“I think we have heard from at least three or four cities and stadiums in Germany about hosting a game,” Waller said. “I don’t think there is any doubt we could play a game in Germany and be successful selling it out. Any reservations we have are not about playing a game and about the venue, but reservations are much more how to make sure fans in that market can engage with and follow the NFL on an ongoing basis.”
Mexico is an entirely different situation. The fan base is large – Waller estimates it to be bigger than anywhere outside of the United States. There are sponsors with high interest in pro football. The league’s architectural consultant, Populous, has looked at several venues, including Azteca Stadium and Stadio Olympico in Mexico City. Monterrey and Guadalajara also could be in the picture to host a game.
The only regular-season contest played in Mexico was in 2005 at Azteca, a home game for Arizona in which the Cardinals beat the 49ers 31-14 before more than 103,000. In the last decade, though, the Mexican facilities haven’t kept up with the technological advances the NFL requires.
So Waller and NFL executives from various departments – operations, security, technology and broadcast – have visited the Mexico City stadiums.
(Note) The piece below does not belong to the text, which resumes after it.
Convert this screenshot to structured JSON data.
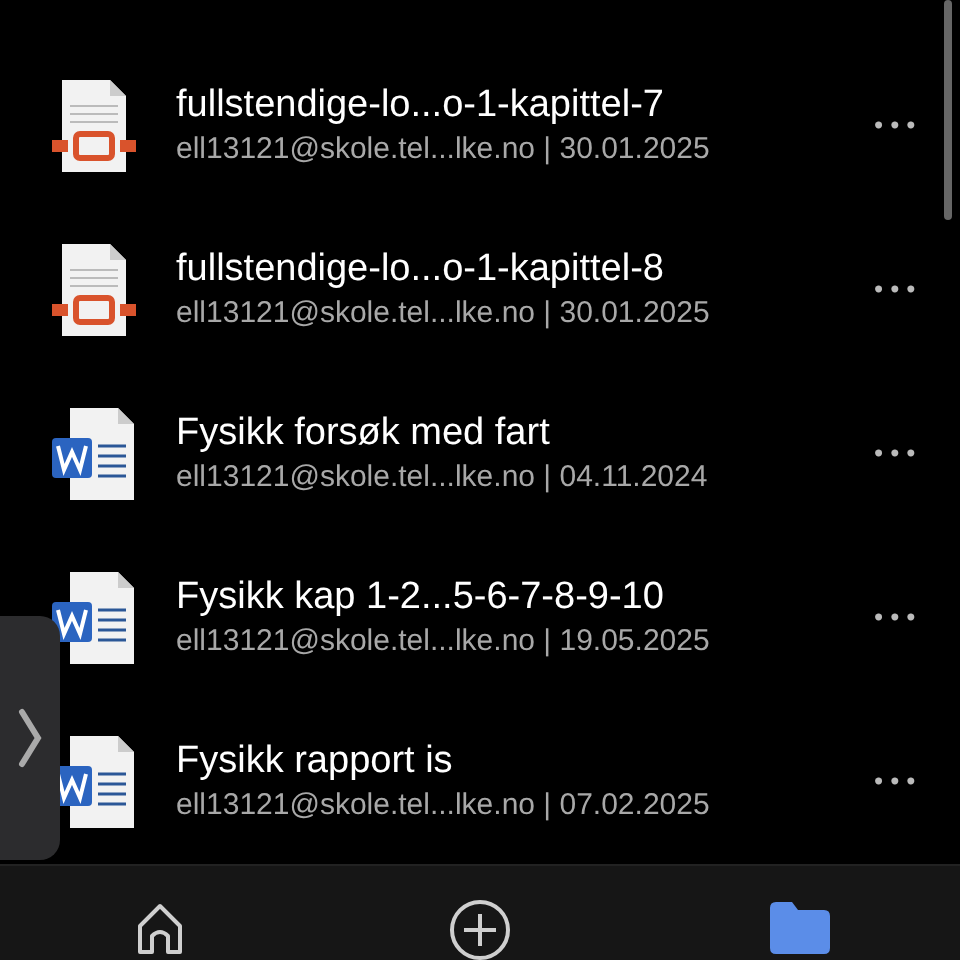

“We’re at the point today of waiting for a report back from Populous, which will highlight what we think needs to get done in either Azteca or the Olympic stadium,” Waller said. “They will definitely need work to be done; our thinking is particularly for an ongoing series of games being played. We can make most stadiums work as a one-off, but if we want to play consistently there is probably work to do be done on either of those stadiums.”
There also are economic issues to consider in Mexico and Brazil, which is being targeted as a potential host of the Pro Bowl as early as 2017. Mexico has dropped out of hosting some international championships in other sports because of financial problems. And Brazil will follow hosting the 2014 World Cup with staging the 2016 Summer Olympics in Rio de Janeiro, both involving tremendous expenditures.
Waller will be meeting this month with stadium officials in Rio, as well as some of the NFL’s corporate partners.
“We need to gauge is there interest for us to go down there? We want everyone involved to be comfortable with it,” he said. “I am trying to get a better understanding of the popularity that seems to be emerging for us and what is driving that in Brazil?”
But why the Pro Bowl, which doesn’t carry much cachet with American audiences anymore?
“Specifically to the Pro Bowl, our thinking is if you have a new market that is starting to become interested, the Pro Bowl might be a very good way for fans to get more acquainted with the NFL,” Waller said. “Lots of star players are playing in the game, from probably all 32 teams as well, in a much more relaxed and informal, helmets-off atmosphere for a lot of the time.
“It’s a way to introduce people to the teams and the star players, which might be a pretty good way to do that.”
(TM and © Copyright 2015 CBS Radio Inc. and its relevant subsidiaries. CBS RADIO and EYE Logo TM and Copyright 2015 CBS Broadcasting Inc. Used under license. All Rights Reserved. This material may not be published, broadcast, rewritten, or redistributed. The Associated Press contributed to this report.)